[Website and app data records]
§ §
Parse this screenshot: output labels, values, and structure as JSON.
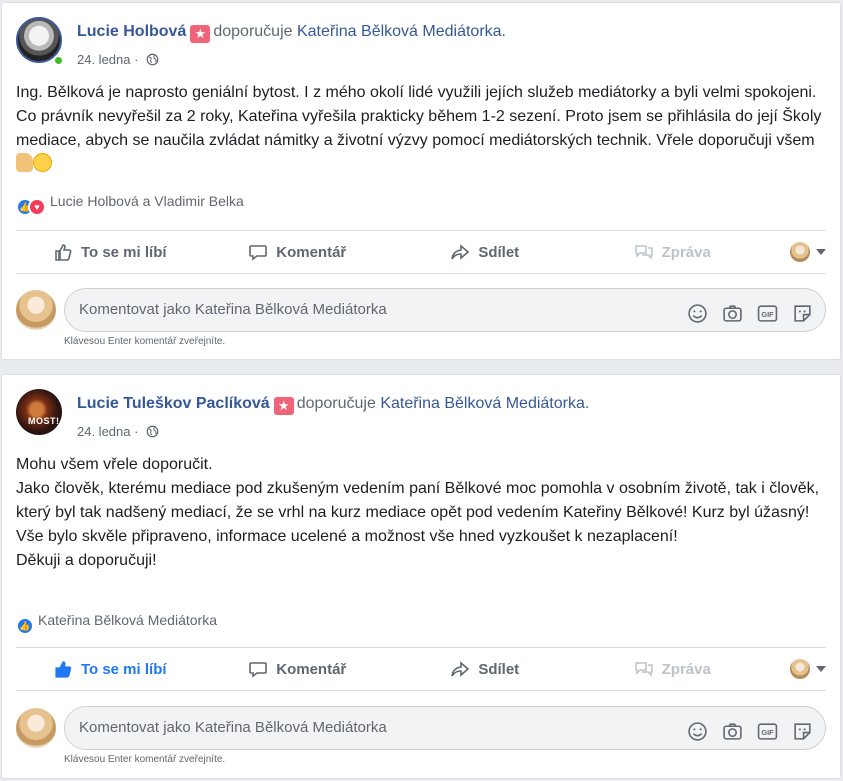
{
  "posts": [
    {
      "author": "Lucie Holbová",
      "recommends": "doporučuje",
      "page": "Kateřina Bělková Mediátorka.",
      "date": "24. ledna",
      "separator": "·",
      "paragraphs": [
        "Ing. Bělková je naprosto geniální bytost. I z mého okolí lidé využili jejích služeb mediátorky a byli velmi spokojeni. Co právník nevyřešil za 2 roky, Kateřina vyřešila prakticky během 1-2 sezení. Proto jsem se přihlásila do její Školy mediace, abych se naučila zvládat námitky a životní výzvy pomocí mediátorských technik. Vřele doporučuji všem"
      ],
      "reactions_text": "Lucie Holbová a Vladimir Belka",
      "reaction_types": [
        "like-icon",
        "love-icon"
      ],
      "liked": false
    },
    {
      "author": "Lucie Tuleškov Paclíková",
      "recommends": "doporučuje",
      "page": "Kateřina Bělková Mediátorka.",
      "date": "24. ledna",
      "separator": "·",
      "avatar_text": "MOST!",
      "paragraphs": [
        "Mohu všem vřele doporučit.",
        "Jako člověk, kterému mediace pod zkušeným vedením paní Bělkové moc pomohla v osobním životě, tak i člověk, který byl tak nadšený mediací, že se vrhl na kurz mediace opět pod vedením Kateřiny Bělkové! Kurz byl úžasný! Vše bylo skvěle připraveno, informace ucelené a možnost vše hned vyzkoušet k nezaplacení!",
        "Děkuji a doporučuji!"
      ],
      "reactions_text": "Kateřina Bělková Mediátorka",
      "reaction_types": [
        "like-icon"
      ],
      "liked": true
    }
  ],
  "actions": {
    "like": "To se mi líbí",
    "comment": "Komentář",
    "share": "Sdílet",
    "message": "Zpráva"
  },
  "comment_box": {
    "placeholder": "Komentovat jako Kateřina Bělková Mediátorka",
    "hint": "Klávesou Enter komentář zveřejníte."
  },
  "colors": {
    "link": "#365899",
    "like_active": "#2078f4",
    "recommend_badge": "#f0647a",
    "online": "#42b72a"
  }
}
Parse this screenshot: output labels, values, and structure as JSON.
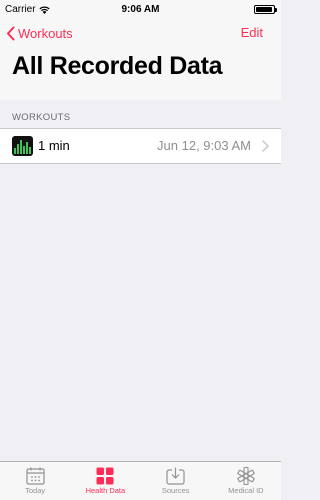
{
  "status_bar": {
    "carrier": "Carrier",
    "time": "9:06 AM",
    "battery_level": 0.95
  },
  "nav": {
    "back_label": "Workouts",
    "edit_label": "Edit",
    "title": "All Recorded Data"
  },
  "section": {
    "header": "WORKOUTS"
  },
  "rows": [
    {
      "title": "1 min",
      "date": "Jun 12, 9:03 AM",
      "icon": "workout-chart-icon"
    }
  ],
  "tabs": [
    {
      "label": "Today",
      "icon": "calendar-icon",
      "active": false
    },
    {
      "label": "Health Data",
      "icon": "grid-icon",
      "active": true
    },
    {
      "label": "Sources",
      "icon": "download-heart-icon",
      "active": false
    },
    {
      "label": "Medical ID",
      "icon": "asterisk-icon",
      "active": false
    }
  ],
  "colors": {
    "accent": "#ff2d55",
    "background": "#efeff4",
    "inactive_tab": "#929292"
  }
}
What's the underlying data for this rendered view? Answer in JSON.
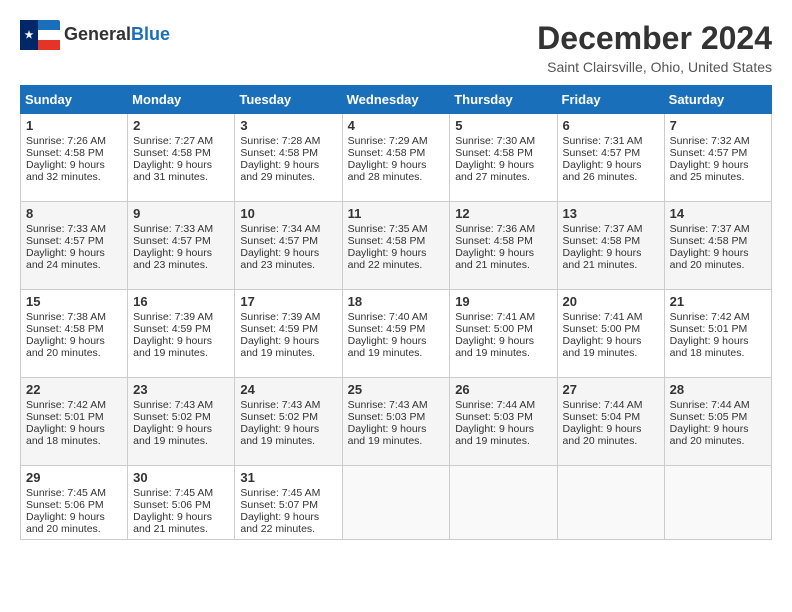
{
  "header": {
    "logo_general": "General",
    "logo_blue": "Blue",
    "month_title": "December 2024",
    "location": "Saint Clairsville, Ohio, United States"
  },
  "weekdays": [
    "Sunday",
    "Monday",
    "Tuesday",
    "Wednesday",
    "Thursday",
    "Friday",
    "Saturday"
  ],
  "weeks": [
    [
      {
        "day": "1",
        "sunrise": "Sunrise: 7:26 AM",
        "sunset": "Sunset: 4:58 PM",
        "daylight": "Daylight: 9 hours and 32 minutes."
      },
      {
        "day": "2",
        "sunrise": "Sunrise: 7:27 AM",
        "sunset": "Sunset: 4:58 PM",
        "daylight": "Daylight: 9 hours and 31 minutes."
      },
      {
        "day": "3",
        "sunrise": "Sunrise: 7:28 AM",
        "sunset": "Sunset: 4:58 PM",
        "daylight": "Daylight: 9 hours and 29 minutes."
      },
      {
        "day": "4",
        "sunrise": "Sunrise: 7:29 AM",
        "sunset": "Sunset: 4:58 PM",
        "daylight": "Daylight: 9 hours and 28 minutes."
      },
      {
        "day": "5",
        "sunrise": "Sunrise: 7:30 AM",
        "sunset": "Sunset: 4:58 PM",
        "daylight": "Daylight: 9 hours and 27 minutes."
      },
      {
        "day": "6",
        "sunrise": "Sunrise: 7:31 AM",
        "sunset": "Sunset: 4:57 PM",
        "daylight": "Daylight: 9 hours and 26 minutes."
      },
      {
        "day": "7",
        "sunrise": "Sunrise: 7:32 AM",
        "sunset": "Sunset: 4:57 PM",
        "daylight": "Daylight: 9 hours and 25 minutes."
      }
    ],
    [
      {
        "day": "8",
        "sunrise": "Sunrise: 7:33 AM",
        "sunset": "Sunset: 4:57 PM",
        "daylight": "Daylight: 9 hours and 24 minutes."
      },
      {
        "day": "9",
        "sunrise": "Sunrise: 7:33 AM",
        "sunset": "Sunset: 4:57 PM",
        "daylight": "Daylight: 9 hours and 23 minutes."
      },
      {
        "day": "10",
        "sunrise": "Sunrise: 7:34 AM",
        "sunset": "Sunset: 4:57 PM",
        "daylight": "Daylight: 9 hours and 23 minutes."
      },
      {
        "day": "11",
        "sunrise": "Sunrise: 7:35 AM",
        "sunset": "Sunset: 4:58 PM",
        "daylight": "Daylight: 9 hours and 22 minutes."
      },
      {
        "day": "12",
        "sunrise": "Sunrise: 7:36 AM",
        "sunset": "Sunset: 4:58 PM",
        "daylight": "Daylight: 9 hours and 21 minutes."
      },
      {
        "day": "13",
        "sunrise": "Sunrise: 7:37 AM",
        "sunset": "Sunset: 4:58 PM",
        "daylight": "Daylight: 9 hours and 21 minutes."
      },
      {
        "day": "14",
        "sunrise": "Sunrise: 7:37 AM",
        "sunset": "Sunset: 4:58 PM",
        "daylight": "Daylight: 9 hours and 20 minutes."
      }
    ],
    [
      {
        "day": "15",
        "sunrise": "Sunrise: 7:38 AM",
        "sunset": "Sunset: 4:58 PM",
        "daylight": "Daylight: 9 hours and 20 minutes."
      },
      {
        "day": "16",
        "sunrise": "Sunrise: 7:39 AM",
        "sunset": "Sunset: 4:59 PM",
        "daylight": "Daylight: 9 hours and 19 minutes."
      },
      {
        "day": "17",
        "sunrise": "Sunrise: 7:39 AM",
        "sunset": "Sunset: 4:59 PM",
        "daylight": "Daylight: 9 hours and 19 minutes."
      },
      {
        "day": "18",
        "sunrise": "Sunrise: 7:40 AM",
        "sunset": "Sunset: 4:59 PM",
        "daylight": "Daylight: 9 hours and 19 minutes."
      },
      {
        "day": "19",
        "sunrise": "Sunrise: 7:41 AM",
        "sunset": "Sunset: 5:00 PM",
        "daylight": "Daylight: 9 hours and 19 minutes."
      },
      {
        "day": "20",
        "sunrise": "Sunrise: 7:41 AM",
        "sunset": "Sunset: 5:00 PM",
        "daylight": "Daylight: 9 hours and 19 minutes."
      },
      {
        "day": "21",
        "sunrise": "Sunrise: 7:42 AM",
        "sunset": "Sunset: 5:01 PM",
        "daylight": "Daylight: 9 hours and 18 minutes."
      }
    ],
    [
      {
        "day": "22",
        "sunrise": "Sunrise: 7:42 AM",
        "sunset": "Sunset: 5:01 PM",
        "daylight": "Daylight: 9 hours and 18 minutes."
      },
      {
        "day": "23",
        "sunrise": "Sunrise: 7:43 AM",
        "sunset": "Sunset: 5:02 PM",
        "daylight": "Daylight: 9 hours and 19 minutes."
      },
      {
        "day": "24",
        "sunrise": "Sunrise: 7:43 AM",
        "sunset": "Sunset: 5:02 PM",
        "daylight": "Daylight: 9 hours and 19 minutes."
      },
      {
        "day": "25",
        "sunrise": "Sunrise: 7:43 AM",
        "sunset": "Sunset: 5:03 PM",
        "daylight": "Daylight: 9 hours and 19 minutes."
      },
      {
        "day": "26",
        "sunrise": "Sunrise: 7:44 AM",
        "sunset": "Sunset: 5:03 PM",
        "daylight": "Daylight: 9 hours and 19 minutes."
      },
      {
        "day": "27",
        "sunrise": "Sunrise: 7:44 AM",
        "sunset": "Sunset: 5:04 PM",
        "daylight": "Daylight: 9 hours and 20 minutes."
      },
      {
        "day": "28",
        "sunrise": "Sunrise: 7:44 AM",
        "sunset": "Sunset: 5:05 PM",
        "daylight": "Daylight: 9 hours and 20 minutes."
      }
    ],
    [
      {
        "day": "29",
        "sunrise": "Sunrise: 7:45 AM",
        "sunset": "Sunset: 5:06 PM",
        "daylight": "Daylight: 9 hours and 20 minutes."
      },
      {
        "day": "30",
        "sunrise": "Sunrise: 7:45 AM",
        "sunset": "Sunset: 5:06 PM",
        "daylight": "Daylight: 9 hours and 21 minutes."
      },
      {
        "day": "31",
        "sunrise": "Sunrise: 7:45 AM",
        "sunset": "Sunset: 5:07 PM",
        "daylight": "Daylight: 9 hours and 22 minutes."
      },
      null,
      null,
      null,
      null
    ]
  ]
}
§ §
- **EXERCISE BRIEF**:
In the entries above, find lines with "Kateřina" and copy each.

- **THE ANSWER**:
      "page": "Kateřina Bělková Mediátorka.",
        "Ing. Bělková je naprosto geniální bytost. I z mého okolí lidé využili jejích služeb mediátorky a byli velmi spokojeni. Co právník nevyřešil za 2 roky, Kateřina vyřešila prakticky během 1-2 sezení. Proto jsem se přihlásila do její Školy mediace, abych se naučila zvládat námitky a životní výzvy pomocí mediátorských technik. Vřele doporučuji všem"
      "page": "Kateřina Bělková Mediátorka.",
      "reactions_text": "Kateřina Bělková Mediátorka",
    "placeholder": "Komentovat jako Kateřina Bělková Mediátorka",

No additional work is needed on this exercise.